|Fighters||P-39N-0 · P-39Q-5|
|P-63A-10 · P-63A-5 · P-63C-5 · ␠Kingcobra|
|Export||▂P-39K-1 · ▂Pokryshkin's P-39N-0 · ▂P-39Q-15|
|▂P-63A-5 · ▂P-63A-10 · ▂P-63C-5 · ▄P-63C-5|
|Attack||AH-1F · AH-1G · AH-1Z|
|Utility||UH-1B · UH-1C · UH-1C XM-30|
|Export / Licensed||▅UH-1B · ▀UH-1D|
|▅AH-1S early · ▅AH-1S · ▅AH-1S Kisarazu|
|See Also||Fuji Heavy Industries|
|P-26 Peashooter||P-26A-33 · P-26A-34 · P-26A-34 M2 · P-26B-35|
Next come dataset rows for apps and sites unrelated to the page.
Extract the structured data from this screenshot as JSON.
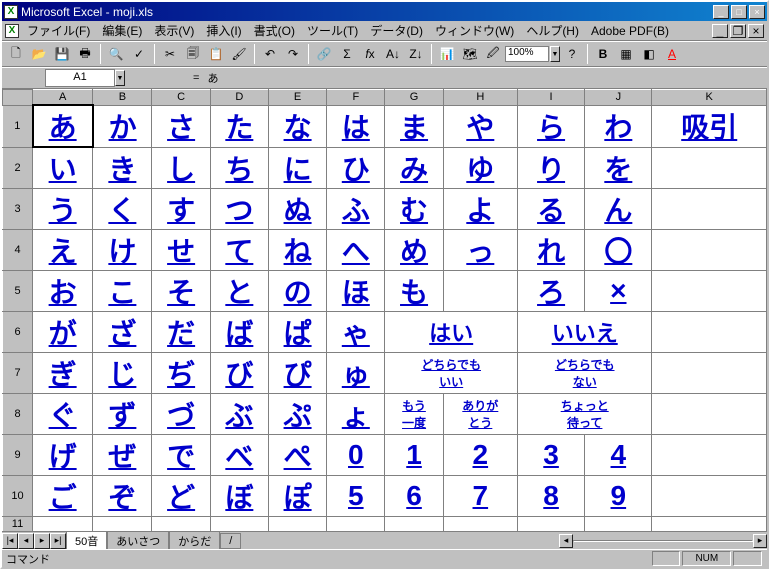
{
  "title": "Microsoft Excel - moji.xls",
  "menu": [
    "ファイル(F)",
    "編集(E)",
    "表示(V)",
    "挿入(I)",
    "書式(O)",
    "ツール(T)",
    "データ(D)",
    "ウィンドウ(W)",
    "ヘルプ(H)",
    "Adobe PDF(B)"
  ],
  "namebox": "A1",
  "fxvalue": "あ",
  "zoom": "100%",
  "cols": [
    "A",
    "B",
    "C",
    "D",
    "E",
    "F",
    "G",
    "H",
    "I",
    "J",
    "K"
  ],
  "rows": [
    "1",
    "2",
    "3",
    "4",
    "5",
    "6",
    "7",
    "8",
    "9",
    "10",
    "11"
  ],
  "chart_data": {
    "type": "table",
    "title": "50音 hiragana input grid",
    "cells": [
      [
        {
          "t": "あ",
          "cs": 1
        },
        {
          "t": "か"
        },
        {
          "t": "さ"
        },
        {
          "t": "た"
        },
        {
          "t": "な"
        },
        {
          "t": "は"
        },
        {
          "t": "ま"
        },
        {
          "t": "や"
        },
        {
          "t": "ら"
        },
        {
          "t": "わ"
        },
        {
          "t": "吸引"
        }
      ],
      [
        {
          "t": "い"
        },
        {
          "t": "き"
        },
        {
          "t": "し"
        },
        {
          "t": "ち"
        },
        {
          "t": "に"
        },
        {
          "t": "ひ"
        },
        {
          "t": "み"
        },
        {
          "t": "ゆ"
        },
        {
          "t": "り"
        },
        {
          "t": "を"
        },
        {
          "t": ""
        }
      ],
      [
        {
          "t": "う"
        },
        {
          "t": "く"
        },
        {
          "t": "す"
        },
        {
          "t": "つ"
        },
        {
          "t": "ぬ"
        },
        {
          "t": "ふ"
        },
        {
          "t": "む"
        },
        {
          "t": "よ"
        },
        {
          "t": "る"
        },
        {
          "t": "ん"
        },
        {
          "t": ""
        }
      ],
      [
        {
          "t": "え"
        },
        {
          "t": "け"
        },
        {
          "t": "せ"
        },
        {
          "t": "て"
        },
        {
          "t": "ね"
        },
        {
          "t": "へ"
        },
        {
          "t": "め"
        },
        {
          "t": "っ"
        },
        {
          "t": "れ"
        },
        {
          "t": "〇"
        },
        {
          "t": ""
        }
      ],
      [
        {
          "t": "お"
        },
        {
          "t": "こ"
        },
        {
          "t": "そ"
        },
        {
          "t": "と"
        },
        {
          "t": "の"
        },
        {
          "t": "ほ"
        },
        {
          "t": "も"
        },
        {
          "t": ""
        },
        {
          "t": "ろ"
        },
        {
          "t": "×"
        },
        {
          "t": ""
        }
      ],
      [
        {
          "t": "が"
        },
        {
          "t": "ざ"
        },
        {
          "t": "だ"
        },
        {
          "t": "ば"
        },
        {
          "t": "ぱ"
        },
        {
          "t": "ゃ"
        },
        {
          "t": "はい",
          "cs": 2,
          "md": 1
        },
        {
          "t": "いいえ",
          "cs": 2,
          "md": 1
        },
        {
          "t": ""
        }
      ],
      [
        {
          "t": "ぎ"
        },
        {
          "t": "じ"
        },
        {
          "t": "ぢ"
        },
        {
          "t": "び"
        },
        {
          "t": "ぴ"
        },
        {
          "t": "ゅ"
        },
        {
          "t": "どちらでも\nいい",
          "cs": 2,
          "sm": 1
        },
        {
          "t": "どちらでも\nない",
          "cs": 2,
          "sm": 1
        },
        {
          "t": ""
        }
      ],
      [
        {
          "t": "ぐ"
        },
        {
          "t": "ず"
        },
        {
          "t": "づ"
        },
        {
          "t": "ぶ"
        },
        {
          "t": "ぷ"
        },
        {
          "t": "ょ"
        },
        {
          "t": "もう\n一度",
          "sm": 1
        },
        {
          "t": "ありが\nとう",
          "sm": 1
        },
        {
          "t": "ちょっと\n待って",
          "cs": 2,
          "sm": 1
        },
        {
          "t": ""
        }
      ],
      [
        {
          "t": "げ"
        },
        {
          "t": "ぜ"
        },
        {
          "t": "で"
        },
        {
          "t": "べ"
        },
        {
          "t": "ぺ"
        },
        {
          "t": "0"
        },
        {
          "t": "1"
        },
        {
          "t": "2"
        },
        {
          "t": "3"
        },
        {
          "t": "4"
        },
        {
          "t": ""
        }
      ],
      [
        {
          "t": "ご"
        },
        {
          "t": "ぞ"
        },
        {
          "t": "ど"
        },
        {
          "t": "ぼ"
        },
        {
          "t": "ぽ"
        },
        {
          "t": "5"
        },
        {
          "t": "6"
        },
        {
          "t": "7"
        },
        {
          "t": "8"
        },
        {
          "t": "9"
        },
        {
          "t": ""
        }
      ]
    ]
  },
  "tabs": {
    "active": "50音",
    "others": [
      "あいさつ",
      "からだ"
    ]
  },
  "status": "コマンド",
  "numlock": "NUM"
}
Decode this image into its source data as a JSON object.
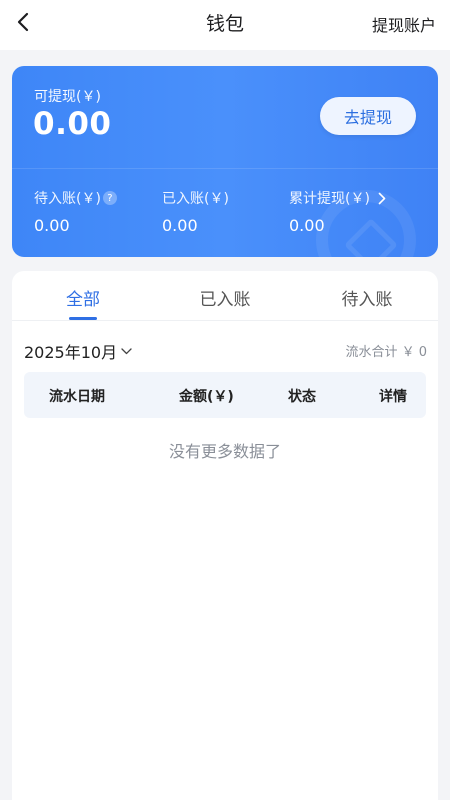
{
  "nav": {
    "title": "钱包",
    "right_action": "提现账户",
    "back_icon": "chevron-left-icon"
  },
  "card": {
    "available_label": "可提现(￥)",
    "available_amount": "0.00",
    "withdraw_button": "去提现",
    "stats": [
      {
        "label": "待入账(￥)",
        "value": "0.00",
        "icon": "question-icon"
      },
      {
        "label": "已入账(￥)",
        "value": "0.00"
      },
      {
        "label": "累计提现(￥)",
        "value": "0.00",
        "icon": "chevron-right-icon"
      }
    ],
    "colors": {
      "gradient_start": "#3e86f7",
      "gradient_end": "#3f82f5",
      "button_text": "#2c6fe0"
    }
  },
  "tabs": [
    {
      "label": "全部",
      "active": true
    },
    {
      "label": "已入账",
      "active": false
    },
    {
      "label": "待入账",
      "active": false
    }
  ],
  "filter": {
    "month": "2025年10月",
    "total": "流水合计 ￥ 0"
  },
  "table": {
    "headers": [
      "流水日期",
      "金额(￥)",
      "状态",
      "详情"
    ]
  },
  "empty_message": "没有更多数据了",
  "accent_color": "#2f6fe4"
}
|P-36 Hawk||P-36A · Rasmussen's P-36A · P-36C · P-36G|
|P-39 Airacobra||P-400 · P-39N-0 · P-39Q-5|
|P-40||P-40C · P-40E-1 · P-40F-10|
|P-47 Thunderbolt||P-47D-22 RE · P-47D-25 · P-47D-28 · P-47M-1-RE · ⋠P-47M-1-RE · P-47N-15|
|P-51 Mustang||P-51 · P-51A (Thunder League) · P-51C-10 · P-51D-5 · P-51D-10 · P-51D-20-NA · P-51D-30 · P-51H-5-NA|
|P-63 Kingcobra||P-63A-5 · P-63A-10 · P-63C-5 · ␠Kingcobra|
|F2A Buffalo||F2A-1 · Thach's F2A-1 · F2A-3|
|F3F||F3F-2 · Galer's F3F-2|
|F4F Wildcat||F4F-3 · F4F-4|
|F4U Corsair||F4U-1A · F4U-1A (USMC) · F4U-1D · F4U-1C · F4U-4 · F4U-4B · F4U-4B VMF-214|
|F6F Hellcat||F6F-5 · F6F-5N|
|F8F Bearcat||F8F-1 · F8F-1B|
|Other countries||▃Ki-43-II · ▃Ki-61-Ib · ▃A6M2 · ▃Bf 109 F-4 · ▃Fw 190 A-8 · ▃Spitfire LF Mk IXc|